• EXERCISE OBJECTIVE:
Your answer must match the data word for word.

=== Begin Enclosure ===

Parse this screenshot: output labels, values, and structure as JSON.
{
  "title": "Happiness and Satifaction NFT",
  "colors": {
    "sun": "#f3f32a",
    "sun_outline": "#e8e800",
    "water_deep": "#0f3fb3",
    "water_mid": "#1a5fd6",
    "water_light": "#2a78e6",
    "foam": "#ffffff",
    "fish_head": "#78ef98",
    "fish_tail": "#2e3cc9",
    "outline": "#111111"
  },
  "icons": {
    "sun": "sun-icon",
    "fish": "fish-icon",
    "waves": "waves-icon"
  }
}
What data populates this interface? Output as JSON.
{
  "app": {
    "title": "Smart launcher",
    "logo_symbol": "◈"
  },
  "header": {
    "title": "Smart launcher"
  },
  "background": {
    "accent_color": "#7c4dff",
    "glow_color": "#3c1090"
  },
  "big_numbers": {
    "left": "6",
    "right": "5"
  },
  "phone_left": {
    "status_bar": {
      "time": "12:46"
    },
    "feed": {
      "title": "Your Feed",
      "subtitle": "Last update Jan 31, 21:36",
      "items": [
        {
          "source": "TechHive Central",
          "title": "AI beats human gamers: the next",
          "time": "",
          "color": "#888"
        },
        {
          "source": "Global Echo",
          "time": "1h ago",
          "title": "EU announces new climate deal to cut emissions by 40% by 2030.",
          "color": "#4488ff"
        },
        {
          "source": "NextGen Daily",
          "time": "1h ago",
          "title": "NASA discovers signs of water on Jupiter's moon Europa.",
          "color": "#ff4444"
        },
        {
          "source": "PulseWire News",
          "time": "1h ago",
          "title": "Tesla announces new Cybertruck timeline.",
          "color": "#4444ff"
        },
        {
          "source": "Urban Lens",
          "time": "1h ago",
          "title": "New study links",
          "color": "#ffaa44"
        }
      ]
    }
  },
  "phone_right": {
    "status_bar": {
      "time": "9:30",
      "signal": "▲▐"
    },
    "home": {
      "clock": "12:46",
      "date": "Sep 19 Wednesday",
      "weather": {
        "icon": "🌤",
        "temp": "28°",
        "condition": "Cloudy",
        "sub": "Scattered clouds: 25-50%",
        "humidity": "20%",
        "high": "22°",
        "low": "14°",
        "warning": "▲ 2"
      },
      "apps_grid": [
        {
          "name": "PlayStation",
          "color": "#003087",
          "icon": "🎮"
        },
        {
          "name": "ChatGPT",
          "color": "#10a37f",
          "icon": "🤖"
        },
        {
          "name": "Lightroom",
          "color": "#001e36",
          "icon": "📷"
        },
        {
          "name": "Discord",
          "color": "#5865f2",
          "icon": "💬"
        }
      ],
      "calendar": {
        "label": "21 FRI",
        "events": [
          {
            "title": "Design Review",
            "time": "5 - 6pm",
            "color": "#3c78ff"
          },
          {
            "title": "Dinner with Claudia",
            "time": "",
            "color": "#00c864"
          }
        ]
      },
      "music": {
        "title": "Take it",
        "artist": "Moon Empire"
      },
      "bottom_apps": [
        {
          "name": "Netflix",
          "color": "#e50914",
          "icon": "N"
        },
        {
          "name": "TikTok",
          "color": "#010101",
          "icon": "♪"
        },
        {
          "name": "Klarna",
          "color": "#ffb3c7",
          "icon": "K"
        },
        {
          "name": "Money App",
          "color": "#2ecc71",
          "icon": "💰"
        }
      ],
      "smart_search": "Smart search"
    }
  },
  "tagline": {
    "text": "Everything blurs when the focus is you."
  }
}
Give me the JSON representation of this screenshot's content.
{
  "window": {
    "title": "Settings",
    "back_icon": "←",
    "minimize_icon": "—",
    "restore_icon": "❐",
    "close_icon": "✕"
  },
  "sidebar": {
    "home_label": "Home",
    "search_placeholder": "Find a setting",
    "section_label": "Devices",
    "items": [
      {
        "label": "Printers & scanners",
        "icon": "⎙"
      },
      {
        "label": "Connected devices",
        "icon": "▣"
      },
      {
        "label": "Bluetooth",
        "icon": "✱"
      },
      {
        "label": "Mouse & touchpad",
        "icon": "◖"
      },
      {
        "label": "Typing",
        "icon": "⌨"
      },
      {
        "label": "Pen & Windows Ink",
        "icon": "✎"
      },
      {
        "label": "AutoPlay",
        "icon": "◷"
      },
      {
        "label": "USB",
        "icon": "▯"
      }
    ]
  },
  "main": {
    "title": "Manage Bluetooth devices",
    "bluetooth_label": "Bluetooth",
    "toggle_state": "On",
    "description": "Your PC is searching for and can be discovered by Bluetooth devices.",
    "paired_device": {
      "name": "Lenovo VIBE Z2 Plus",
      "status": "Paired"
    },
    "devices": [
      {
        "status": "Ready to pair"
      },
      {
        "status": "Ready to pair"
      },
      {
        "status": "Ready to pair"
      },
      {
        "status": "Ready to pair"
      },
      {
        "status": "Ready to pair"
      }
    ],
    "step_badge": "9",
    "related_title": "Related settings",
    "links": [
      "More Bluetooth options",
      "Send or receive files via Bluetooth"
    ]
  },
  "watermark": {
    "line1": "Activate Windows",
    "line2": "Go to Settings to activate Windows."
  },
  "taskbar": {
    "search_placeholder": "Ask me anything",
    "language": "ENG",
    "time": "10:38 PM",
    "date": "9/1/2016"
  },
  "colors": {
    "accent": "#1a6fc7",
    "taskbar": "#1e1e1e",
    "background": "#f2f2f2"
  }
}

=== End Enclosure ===

• TASK OUTPUT:
Parse this screenshot: output labels, values, and structure as JSON.
{
  "title": "Happiness and Satifaction NFT",
  "colors": {
    "sun": "#f3f32a",
    "sun_outline": "#e8e800",
    "water_deep": "#0f3fb3",
    "water_mid": "#1a5fd6",
    "water_light": "#2a78e6",
    "foam": "#ffffff",
    "fish_head": "#78ef98",
    "fish_tail": "#2e3cc9",
    "outline": "#111111"
  },
  "icons": {
    "sun": "sun-icon",
    "fish": "fish-icon",
    "waves": "waves-icon"
  }
}
What data populates this interface? Output as JSON.
{
  "app": {
    "title": "Smart launcher",
    "logo_symbol": "◈"
  },
  "header": {
    "title": "Smart launcher"
  },
  "background": {
    "accent_color": "#7c4dff",
    "glow_color": "#3c1090"
  },
  "big_numbers": {
    "left": "6",
    "right": "5"
  },
  "phone_left": {
    "status_bar": {
      "time": "12:46"
    },
    "feed": {
      "title": "Your Feed",
      "subtitle": "Last update Jan 31, 21:36",
      "items": [
        {
          "source": "TechHive Central",
          "title": "AI beats human gamers: the next",
          "time": "",
          "color": "#888"
        },
        {
          "source": "Global Echo",
          "time": "1h ago",
          "title": "EU announces new climate deal to cut emissions by 40% by 2030.",
          "color": "#4488ff"
        },
        {
          "source": "NextGen Daily",
          "time": "1h ago",
          "title": "NASA discovers signs of water on Jupiter's moon Europa.",
          "color": "#ff4444"
        },
        {
          "source": "PulseWire News",
          "time": "1h ago",
          "title": "Tesla announces new Cybertruck timeline.",
          "color": "#4444ff"
        },
        {
          "source": "Urban Lens",
          "time": "1h ago",
          "title": "New study links",
          "color": "#ffaa44"
        }
      ]
    }
  },
  "phone_right": {
    "status_bar": {
      "time": "9:30",
      "signal": "▲▐"
    },
    "home": {
      "clock": "12:46",
      "date": "Sep 19 Wednesday",
      "weather": {
        "icon": "🌤",
        "temp": "28°",
        "condition": "Cloudy",
        "sub": "Scattered clouds: 25-50%",
        "humidity": "20%",
        "high": "22°",
        "low": "14°",
        "warning": "▲ 2"
      },
      "apps_grid": [
        {
          "name": "PlayStation",
          "color": "#003087",
          "icon": "🎮"
        },
        {
          "name": "ChatGPT",
          "color": "#10a37f",
          "icon": "🤖"
        },
        {
          "name": "Lightroom",
          "color": "#001e36",
          "icon": "📷"
        },
        {
          "name": "Discord",
          "color": "#5865f2",
          "icon": "💬"
        }
      ],
      "calendar": {
        "label": "21 FRI",
        "events": [
          {
            "title": "Design Review",
            "time": "5 - 6pm",
            "color": "#3c78ff"
          },
          {
            "title": "Dinner with Claudia",
            "time": "",
            "color": "#00c864"
          }
        ]
      },
      "music": {
        "title": "Take it",
        "artist": "Moon Empire"
      },
      "bottom_apps": [
        {
          "name": "Netflix",
          "color": "#e50914",
          "icon": "N"
        },
        {
          "name": "TikTok",
          "color": "#010101",
          "icon": "♪"
        },
        {
          "name": "Klarna",
          "color": "#ffb3c7",
          "icon": "K"
        },
        {
          "name": "Money App",
          "color": "#2ecc71",
          "icon": "💰"
        }
      ],
      "smart_search": "Smart search"
    }
  },
  "tagline": {
    "text": "Everything blurs when the focus is you."
  }
}
Give me the JSON representation of this screenshot's content.
{
  "window": {
    "title": "Settings",
    "back_icon": "←",
    "minimize_icon": "—",
    "restore_icon": "❐",
    "close_icon": "✕"
  },
  "sidebar": {
    "home_label": "Home",
    "search_placeholder": "Find a setting",
    "section_label": "Devices",
    "items": [
      {
        "label": "Printers & scanners",
        "icon": "⎙"
      },
      {
        "label": "Connected devices",
        "icon": "▣"
      },
      {
        "label": "Bluetooth",
        "icon": "✱"
      },
      {
        "label": "Mouse & touchpad",
        "icon": "◖"
      },
      {
        "label": "Typing",
        "icon": "⌨"
      },
      {
        "label": "Pen & Windows Ink",
        "icon": "✎"
      },
      {
        "label": "AutoPlay",
        "icon": "◷"
      },
      {
        "label": "USB",
        "icon": "▯"
      }
    ]
  },
  "main": {
    "title": "Manage Bluetooth devices",
    "bluetooth_label": "Bluetooth",
    "toggle_state": "On",
    "description": "Your PC is searching for and can be discovered by Bluetooth devices.",
    "paired_device": {
      "name": "Lenovo VIBE Z2 Plus",
      "status": "Paired"
    },
    "devices": [
      {
        "status": "Ready to pair"
      },
      {
        "status": "Ready to pair"
      },
      {
        "status": "Ready to pair"
      },
      {
        "status": "Ready to pair"
      },
      {
        "status": "Ready to pair"
      }
    ],
    "step_badge": "9",
    "related_title": "Related settings",
    "links": [
      "More Bluetooth options",
      "Send or receive files via Bluetooth"
    ]
  },
  "watermark": {
    "line1": "Activate Windows",
    "line2": "Go to Settings to activate Windows."
  },
  "taskbar": {
    "search_placeholder": "Ask me anything",
    "language": "ENG",
    "time": "10:38 PM",
    "date": "9/1/2016"
  },
  "colors": {
    "accent": "#1a6fc7",
    "taskbar": "#1e1e1e",
    "background": "#f2f2f2"
  }
}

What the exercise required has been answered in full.